Al Ain // At 47, Mariam al Daheri is on top of the world. She has, she says, turned her life around and reinvented herself. Until three years ago, she spent most of her days at home, taking care of her nieces and nephews.
During her spare time, she sewed traditional, colourful Emirati dresses for the women in her family, and clothes with elaborate designs for the children. With the help of the Al Ain branch of the Abu Dhabi Businesswomen Council, part of the Abu Dhabi Chamber of Commerce and Industry, Mrs al Daheri has turned her hobby into a thriving business - and discovered a renewed "sense of worth". "Now, when I get up in the morning, I have a purpose in life," she says.
"There are certain expectations of a woman in our society and as you get older your role decreases. So it felt great to have an active role and to make something of myself." Mrs al Daheri is a member of the council's Mubdi'ah - "being creative" - programme, which, since its launch in 2006, has given more than 200 women access to a range of courses, such as how to set up a business at home. There is also a free open shop in which they can show and sell their wares at Mubdi'ah Village in Al Ain's Zaafarn Mall.
There, the colourful souq counters display a wide array of products and services, from dates, perfumes and make-up to legal and domestic services and interior design, clothing of all kinds and even photocopying and typing services, which are among 19 professions supported and encouraged by the programme. The Mubdi'ah programme is designed to help Emirati women, including divorcees, widows, recent graduates and housewives, to develop businesses or hobbies they are pursuing at home.

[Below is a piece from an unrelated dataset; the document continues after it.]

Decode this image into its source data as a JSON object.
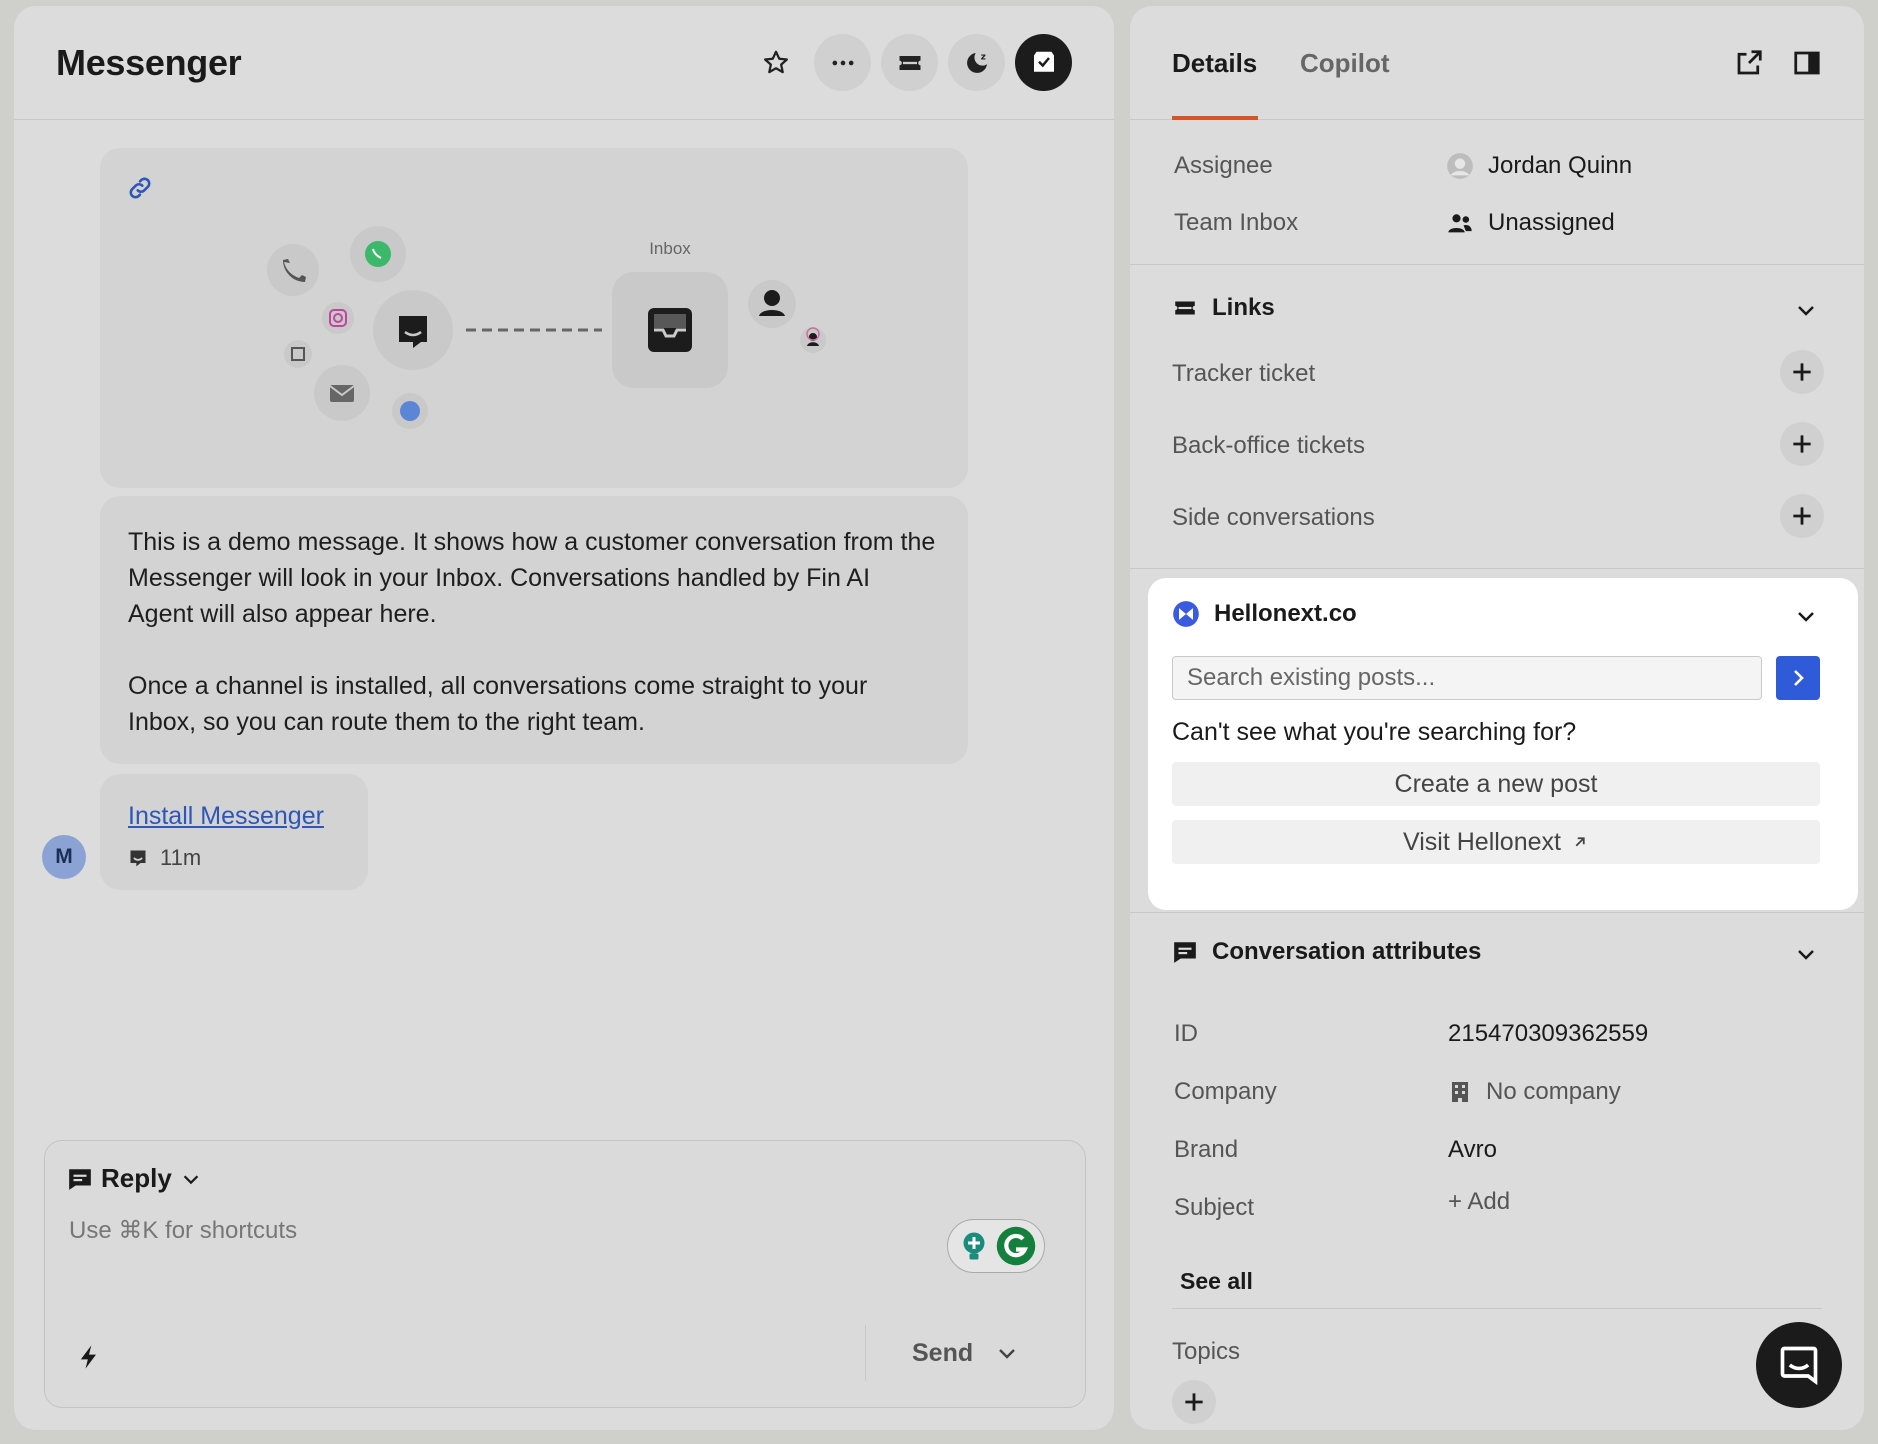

Prompted partly by her own curiosity and encouraged by her husband and the rest of her family, Mrs al Daheri says she still had to overcome her embarrassment about selling things before she contacted the council. "Emirati women just don't do that, I thought, and so I was a bit shy about it and ashamed in the beginning," she says. "I remember the first day that I stood at my counter and I couldn't look people in the face, in their eyes, I was so embarrassed. "Then, slowly, as I got used to it, and people started complimenting me on my products, I felt very proud. I have realised there is no shame in work."
Mrs al Daheri, who works wearing her burqa, has even learnt a bit of English to communicate with the tourists who visit the souq. Her shop, Khayat Amirati - My Princess's Tailor - is stocked with creative clothing for women and children, with many items decorated with gold or silver thread - zirri and telli. Mrs al Daheri's story is typical of most of the other women who share the market space. Um Hamdan, 46, is married with 13 children. She is the owner of Hoboub al Musk, a perfume and incense shop, just across from Mrs al Daheri's. Her family was initially against her business endeavours, but once she proved herself she had their support.
"We were the first batch of women to be helped by the programme and so it was hard for us as there was a lot of scepticism from others that businesses by us would succeed. But it did. "We all know each other here and took up different business so we don't compete but complement each other. It is a family affair but in a more professional setting." Mrs Hamdan met Sheikh Mohammed bin Zayed, the Crown Prince of Abu Dhabi and Supreme Commander of the Armed Forces, at one of the council's exhibitions, and was one of a number of women who received a Dh100,000 (US$27,000) grant from a donation he made to the organisation.
"I was so touched that His Highness believed in an old woman like me," she says. Business for all the women has its ups and downs. Mrs al Daheri has made as much as Dh40,000 a month, in other months she has made nothing. But whether times are good or bad, the women take it in their stride. "That is the life of an entrepreneur," says Mrs al Daheri. Besides, the experience has proved inspirational. Having not completed her education, Mrs al Daheri now intends to get her high school diploma.
"There is so much I want to do, and there are so many women like me here and in the rest of the Emirates," she says. "We just needed someone to believe in us." "Life should not end for a woman just because she got old or she has lost her husband," says Amira al Ahbabi, the head of the follow-up unit of the Al Ain branch of the council. The women pay an annual membership fee, ranging from Dh1,500 to Dh3,000. For this, the council issues different licences and helps to set up the businesses, and promote and market their products.
The products are promoted in exhibitions across the country and displayed during national holidays and other celebrations. "We try to promote their work in every way we can, and we encourage them to come up with creative ideas and ways of doing something with their spare time," says Ms al Ahbabi. Her telephone rarely stops ringing with enquiries from women. "There is growing interest by the women in the community with more and more contacting us each year," she says. "They see their neighbours and friends doing it and succeeding, and so they get inspired to do it themselves."